On Feb. 28, the U.S. Court of Appeals for the D.C. Circuit dismissed the House Judiciary Committee's lawsuit to compel the testimony of former White House Counsel Don McGahn. Writing on behalf of the court, Judge Thomas B. Griffith wrote, "The Department of Justice (DOJ), on behalf of McGahn, responds that Article III of the Constitution forbids federal courts from resolving this kind of interbranch information dispute. We agree and dismiss this case." The opinion is available here and below.
Though the circuit court granted an administrative stay, a judge in the U.S. District Court for the District of Columbia has denied a motion by the Department of Justice to stay a Nov. 25 ruling that held that McGahn does not have absolute testimonial immunity and must comply with a congressional subpoena for his testimony. The denial of the stay can be found here and below.

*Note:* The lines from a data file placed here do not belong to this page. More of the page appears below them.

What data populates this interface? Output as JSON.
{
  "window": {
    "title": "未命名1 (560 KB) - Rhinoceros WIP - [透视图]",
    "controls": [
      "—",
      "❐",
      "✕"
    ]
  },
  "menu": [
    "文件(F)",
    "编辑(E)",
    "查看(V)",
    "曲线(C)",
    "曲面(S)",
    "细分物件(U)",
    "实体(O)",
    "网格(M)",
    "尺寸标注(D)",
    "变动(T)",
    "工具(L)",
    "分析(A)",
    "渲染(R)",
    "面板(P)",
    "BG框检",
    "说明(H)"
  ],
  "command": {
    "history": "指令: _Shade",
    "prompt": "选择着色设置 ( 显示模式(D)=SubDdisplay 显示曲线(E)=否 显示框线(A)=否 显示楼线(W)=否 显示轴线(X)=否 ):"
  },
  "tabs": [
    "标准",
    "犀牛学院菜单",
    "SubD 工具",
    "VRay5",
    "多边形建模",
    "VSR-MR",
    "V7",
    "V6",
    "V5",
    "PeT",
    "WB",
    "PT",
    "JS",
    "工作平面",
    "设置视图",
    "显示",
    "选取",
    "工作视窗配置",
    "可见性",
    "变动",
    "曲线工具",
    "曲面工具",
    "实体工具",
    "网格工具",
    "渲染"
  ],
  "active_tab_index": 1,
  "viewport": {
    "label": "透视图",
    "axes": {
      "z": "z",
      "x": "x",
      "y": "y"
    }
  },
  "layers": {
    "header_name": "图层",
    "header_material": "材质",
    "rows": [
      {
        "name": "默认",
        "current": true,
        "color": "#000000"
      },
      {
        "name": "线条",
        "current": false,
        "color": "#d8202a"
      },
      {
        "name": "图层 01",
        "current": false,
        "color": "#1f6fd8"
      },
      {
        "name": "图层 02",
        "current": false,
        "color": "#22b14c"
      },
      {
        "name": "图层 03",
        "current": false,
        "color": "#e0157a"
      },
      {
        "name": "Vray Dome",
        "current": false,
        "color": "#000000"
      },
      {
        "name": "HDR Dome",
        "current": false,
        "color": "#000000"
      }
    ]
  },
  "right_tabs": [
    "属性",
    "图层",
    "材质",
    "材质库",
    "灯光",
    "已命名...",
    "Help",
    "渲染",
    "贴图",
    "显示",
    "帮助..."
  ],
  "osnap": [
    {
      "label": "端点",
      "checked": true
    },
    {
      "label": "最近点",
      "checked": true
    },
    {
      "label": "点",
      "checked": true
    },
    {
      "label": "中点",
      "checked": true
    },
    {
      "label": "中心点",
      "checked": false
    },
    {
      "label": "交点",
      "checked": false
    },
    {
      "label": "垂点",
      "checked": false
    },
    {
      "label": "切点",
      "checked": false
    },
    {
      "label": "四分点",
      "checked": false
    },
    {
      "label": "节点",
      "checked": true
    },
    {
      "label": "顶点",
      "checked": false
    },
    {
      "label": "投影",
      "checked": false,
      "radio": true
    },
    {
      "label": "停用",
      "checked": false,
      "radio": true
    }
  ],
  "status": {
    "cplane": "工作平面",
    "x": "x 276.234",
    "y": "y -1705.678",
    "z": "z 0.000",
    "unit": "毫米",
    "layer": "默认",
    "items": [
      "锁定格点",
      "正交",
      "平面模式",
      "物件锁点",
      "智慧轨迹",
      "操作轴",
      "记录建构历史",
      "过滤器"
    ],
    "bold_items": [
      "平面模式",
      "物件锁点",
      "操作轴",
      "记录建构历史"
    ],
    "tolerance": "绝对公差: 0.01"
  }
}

A judge in the United States District Court for the District of Columbia ruled that the President's former White House Counsel Don McGahn must testify before impeachment investigators pursuant to a subpoena issued by the House Judiciary Committee. McGahn served as Trump's White House counsel from inauguration until October 2018. McGahn can appeal the ruling and request a stay pending appeal. The ruling can be found here and below.
Rules and Norms in the Trump Presidency: The Risks and Rewards of ‘Playing It Straight’ on the Inside
James Comey famously does things his own way, and the Department of Justice inspector general has not approved. Having criticized the former FBI director’s handling of the Clinton email investigation, the inspector general most recently upbraided him for his use of “sensitive investigative information” in sounding an alarm about Donald Trump.
On Aug. 7, the House Judiciary Committee filed a lawsuit asking a federal court in D.C. to force Don McGahn, former White House counsel, to comply with the committee’s subpoena for his testimony.